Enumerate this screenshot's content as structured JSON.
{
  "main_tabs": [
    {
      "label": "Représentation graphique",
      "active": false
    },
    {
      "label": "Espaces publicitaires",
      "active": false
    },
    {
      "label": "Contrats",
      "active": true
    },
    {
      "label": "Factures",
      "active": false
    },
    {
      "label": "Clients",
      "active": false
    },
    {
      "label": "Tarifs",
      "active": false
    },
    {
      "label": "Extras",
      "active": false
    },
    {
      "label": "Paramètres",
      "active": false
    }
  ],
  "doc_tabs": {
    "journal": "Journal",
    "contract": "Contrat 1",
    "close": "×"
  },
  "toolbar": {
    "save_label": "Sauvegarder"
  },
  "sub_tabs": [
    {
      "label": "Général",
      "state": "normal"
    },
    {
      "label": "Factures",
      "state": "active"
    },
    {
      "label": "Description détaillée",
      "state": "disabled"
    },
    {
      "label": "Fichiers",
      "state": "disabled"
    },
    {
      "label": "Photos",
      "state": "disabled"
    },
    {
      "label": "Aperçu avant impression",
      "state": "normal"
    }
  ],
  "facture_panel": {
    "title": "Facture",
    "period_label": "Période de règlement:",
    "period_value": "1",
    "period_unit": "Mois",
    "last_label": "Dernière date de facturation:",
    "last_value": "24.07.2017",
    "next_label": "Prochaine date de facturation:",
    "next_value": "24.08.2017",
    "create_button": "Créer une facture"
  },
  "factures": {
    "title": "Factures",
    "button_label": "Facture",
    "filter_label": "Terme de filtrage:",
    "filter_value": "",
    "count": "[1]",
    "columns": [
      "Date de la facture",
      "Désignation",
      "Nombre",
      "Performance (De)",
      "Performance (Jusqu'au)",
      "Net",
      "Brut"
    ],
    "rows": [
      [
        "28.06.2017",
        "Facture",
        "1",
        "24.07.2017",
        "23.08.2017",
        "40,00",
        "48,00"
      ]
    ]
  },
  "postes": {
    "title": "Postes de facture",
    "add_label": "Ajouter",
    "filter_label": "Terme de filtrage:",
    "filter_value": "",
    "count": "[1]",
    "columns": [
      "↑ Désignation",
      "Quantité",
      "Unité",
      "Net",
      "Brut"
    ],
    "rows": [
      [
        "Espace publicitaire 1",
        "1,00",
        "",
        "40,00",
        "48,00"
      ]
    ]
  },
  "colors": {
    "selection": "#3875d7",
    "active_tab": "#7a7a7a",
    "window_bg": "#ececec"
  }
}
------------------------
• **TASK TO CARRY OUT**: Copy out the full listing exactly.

• **SOLUTION TO THIS PROBLEM**:
Enumerate this screenshot's content as structured JSON.
{
  "main_tabs": [
    {
      "label": "Représentation graphique",
      "active": false
    },
    {
      "label": "Espaces publicitaires",
      "active": false
    },
    {
      "label": "Contrats",
      "active": true
    },
    {
      "label": "Factures",
      "active": false
    },
    {
      "label": "Clients",
      "active": false
    },
    {
      "label": "Tarifs",
      "active": false
    },
    {
      "label": "Extras",
      "active": false
    },
    {
      "label": "Paramètres",
      "active": false
    }
  ],
  "doc_tabs": {
    "journal": "Journal",
    "contract": "Contrat 1",
    "close": "×"
  },
  "toolbar": {
    "save_label": "Sauvegarder"
  },
  "sub_tabs": [
    {
      "label": "Général",
      "state": "normal"
    },
    {
      "label": "Factures",
      "state": "active"
    },
    {
      "label": "Description détaillée",
      "state": "disabled"
    },
    {
      "label": "Fichiers",
      "state": "disabled"
    },
    {
      "label": "Photos",
      "state": "disabled"
    },
    {
      "label": "Aperçu avant impression",
      "state": "normal"
    }
  ],
  "facture_panel": {
    "title": "Facture",
    "period_label": "Période de règlement:",
    "period_value": "1",
    "period_unit": "Mois",
    "last_label": "Dernière date de facturation:",
    "last_value": "24.07.2017",
    "next_label": "Prochaine date de facturation:",
    "next_value": "24.08.2017",
    "create_button": "Créer une facture"
  },
  "factures": {
    "title": "Factures",
    "button_label": "Facture",
    "filter_label": "Terme de filtrage:",
    "filter_value": "",
    "count": "[1]",
    "columns": [
      "Date de la facture",
      "Désignation",
      "Nombre",
      "Performance (De)",
      "Performance (Jusqu'au)",
      "Net",
      "Brut"
    ],
    "rows": [
      [
        "28.06.2017",
        "Facture",
        "1",
        "24.07.2017",
        "23.08.2017",
        "40,00",
        "48,00"
      ]
    ]
  },
  "postes": {
    "title": "Postes de facture",
    "add_label": "Ajouter",
    "filter_label": "Terme de filtrage:",
    "filter_value": "",
    "count": "[1]",
    "columns": [
      "↑ Désignation",
      "Quantité",
      "Unité",
      "Net",
      "Brut"
    ],
    "rows": [
      [
        "Espace publicitaire 1",
        "1,00",
        "",
        "40,00",
        "48,00"
      ]
    ]
  },
  "colors": {
    "selection": "#3875d7",
    "active_tab": "#7a7a7a",
    "window_bg": "#ececec"
  }
}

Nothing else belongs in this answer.